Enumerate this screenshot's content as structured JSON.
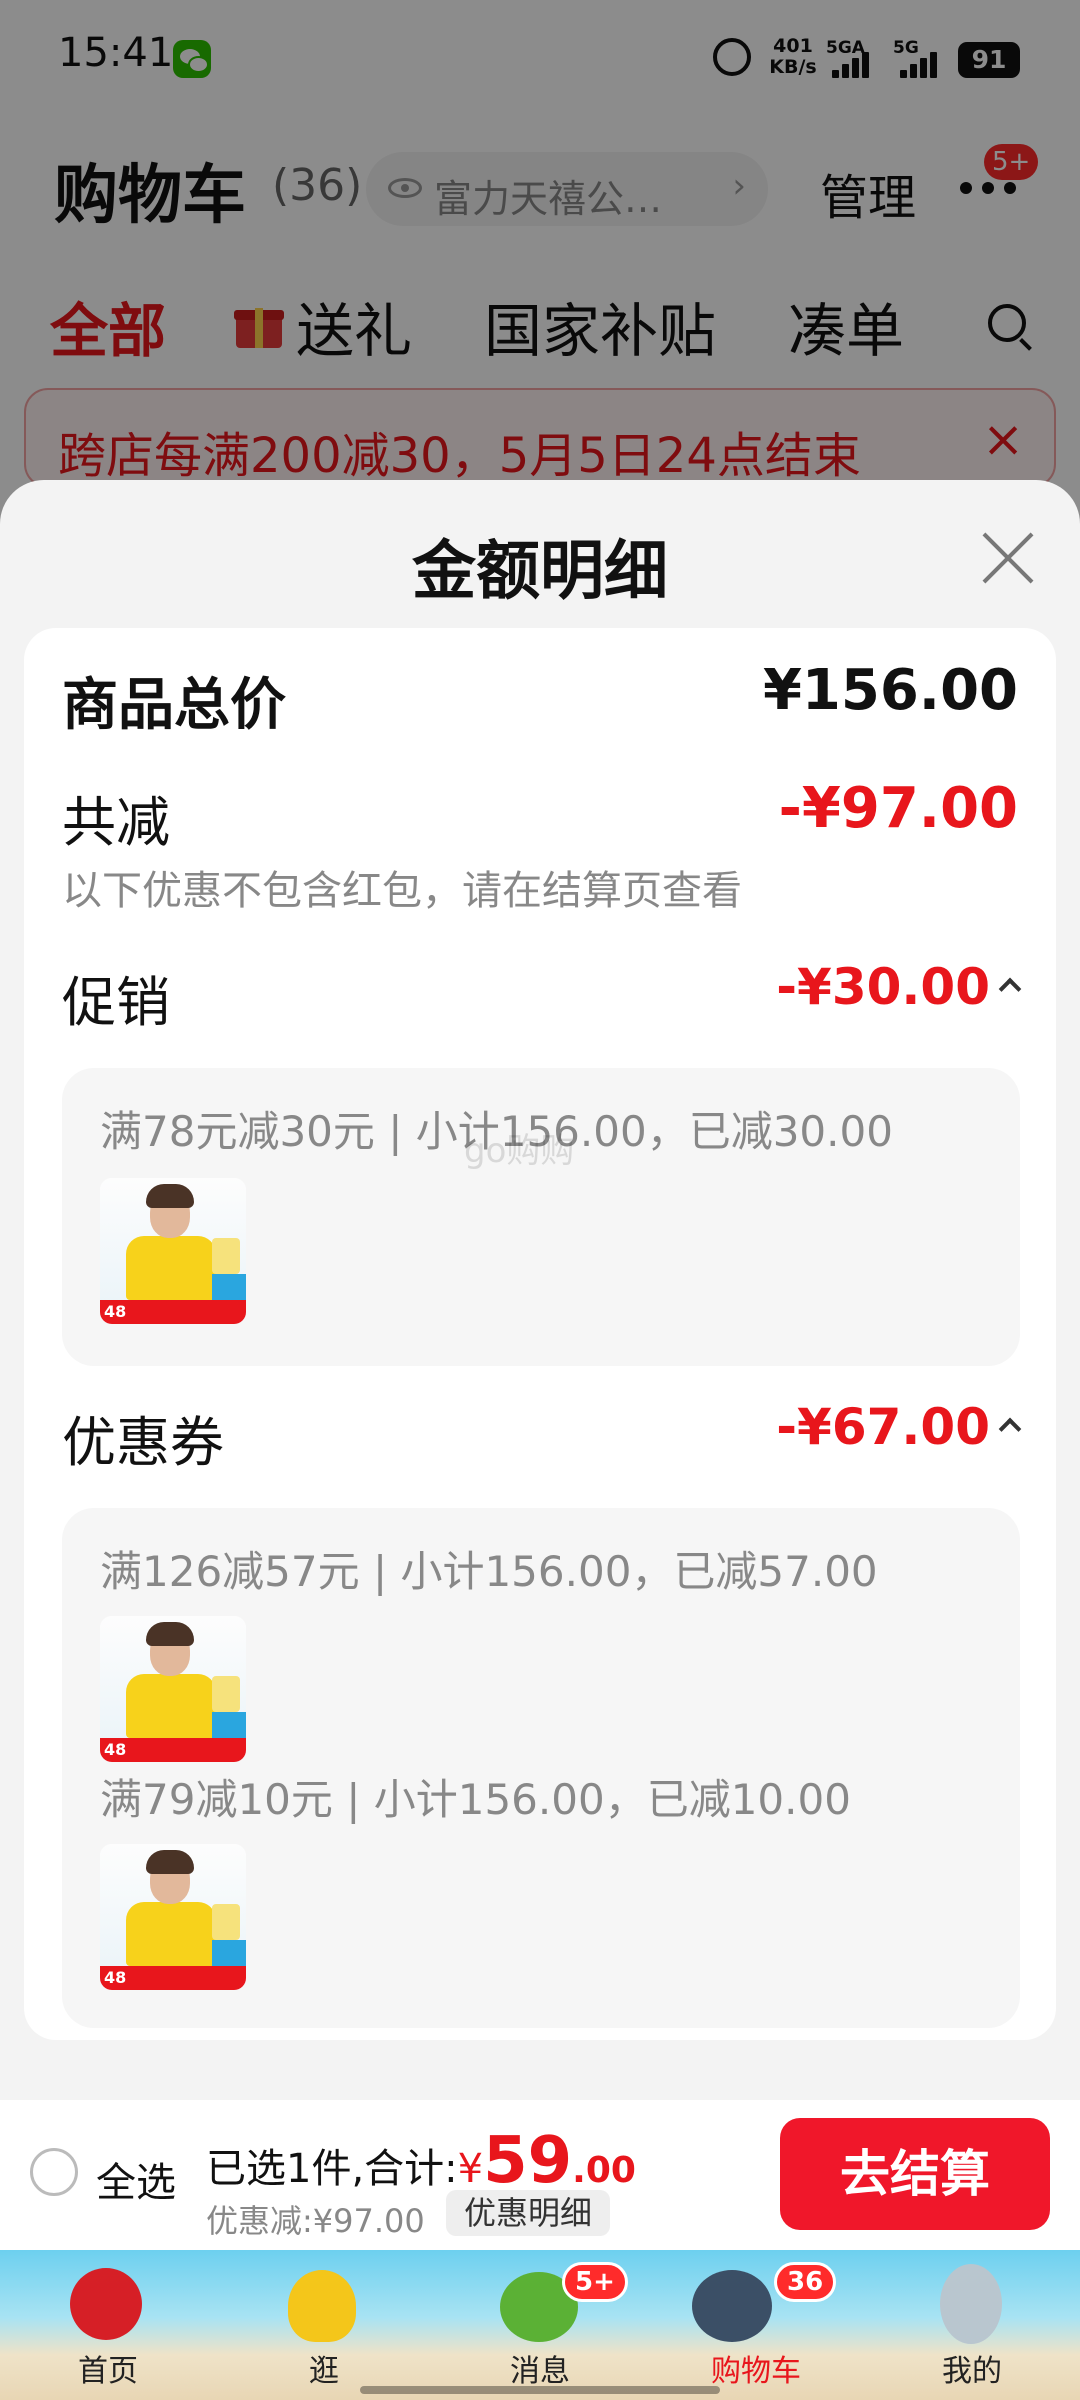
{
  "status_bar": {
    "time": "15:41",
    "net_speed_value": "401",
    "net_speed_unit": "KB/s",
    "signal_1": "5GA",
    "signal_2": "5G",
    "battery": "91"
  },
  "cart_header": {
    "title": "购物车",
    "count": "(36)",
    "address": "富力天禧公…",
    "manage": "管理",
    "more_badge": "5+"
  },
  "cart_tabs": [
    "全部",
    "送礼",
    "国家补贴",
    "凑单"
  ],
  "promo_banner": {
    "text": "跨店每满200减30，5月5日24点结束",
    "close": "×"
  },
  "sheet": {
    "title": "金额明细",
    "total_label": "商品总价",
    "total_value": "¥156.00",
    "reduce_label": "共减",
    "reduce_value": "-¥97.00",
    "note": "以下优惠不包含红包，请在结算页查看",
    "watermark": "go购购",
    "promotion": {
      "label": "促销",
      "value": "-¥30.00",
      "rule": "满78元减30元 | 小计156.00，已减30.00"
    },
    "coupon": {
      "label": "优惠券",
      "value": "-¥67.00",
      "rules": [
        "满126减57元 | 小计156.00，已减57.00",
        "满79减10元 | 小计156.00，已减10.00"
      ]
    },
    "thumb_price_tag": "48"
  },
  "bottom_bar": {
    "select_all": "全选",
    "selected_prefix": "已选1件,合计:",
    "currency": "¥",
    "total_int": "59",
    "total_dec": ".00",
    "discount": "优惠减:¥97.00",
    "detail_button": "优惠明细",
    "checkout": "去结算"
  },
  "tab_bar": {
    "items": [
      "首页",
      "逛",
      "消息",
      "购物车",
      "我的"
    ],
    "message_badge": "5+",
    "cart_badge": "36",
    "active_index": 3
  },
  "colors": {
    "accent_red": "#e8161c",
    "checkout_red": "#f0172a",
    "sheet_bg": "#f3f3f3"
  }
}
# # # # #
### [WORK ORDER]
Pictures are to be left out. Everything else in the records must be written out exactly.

### [WRITTEN SOLUTION]
Enumerate this screenshot's content as structured JSON.
{
  "status_bar": {
    "time": "15:41",
    "net_speed_value": "401",
    "net_speed_unit": "KB/s",
    "signal_1": "5GA",
    "signal_2": "5G",
    "battery": "91"
  },
  "cart_header": {
    "title": "购物车",
    "count": "(36)",
    "address": "富力天禧公…",
    "manage": "管理",
    "more_badge": "5+"
  },
  "cart_tabs": [
    "全部",
    "送礼",
    "国家补贴",
    "凑单"
  ],
  "promo_banner": {
    "text": "跨店每满200减30，5月5日24点结束",
    "close": "×"
  },
  "sheet": {
    "title": "金额明细",
    "total_label": "商品总价",
    "total_value": "¥156.00",
    "reduce_label": "共减",
    "reduce_value": "-¥97.00",
    "note": "以下优惠不包含红包，请在结算页查看",
    "watermark": "go购购",
    "promotion": {
      "label": "促销",
      "value": "-¥30.00",
      "rule": "满78元减30元 | 小计156.00，已减30.00"
    },
    "coupon": {
      "label": "优惠券",
      "value": "-¥67.00",
      "rules": [
        "满126减57元 | 小计156.00，已减57.00",
        "满79减10元 | 小计156.00，已减10.00"
      ]
    },
    "thumb_price_tag": "48"
  },
  "bottom_bar": {
    "select_all": "全选",
    "selected_prefix": "已选1件,合计:",
    "currency": "¥",
    "total_int": "59",
    "total_dec": ".00",
    "discount": "优惠减:¥97.00",
    "detail_button": "优惠明细",
    "checkout": "去结算"
  },
  "tab_bar": {
    "items": [
      "首页",
      "逛",
      "消息",
      "购物车",
      "我的"
    ],
    "message_badge": "5+",
    "cart_badge": "36",
    "active_index": 3
  },
  "colors": {
    "accent_red": "#e8161c",
    "checkout_red": "#f0172a",
    "sheet_bg": "#f3f3f3"
  }
}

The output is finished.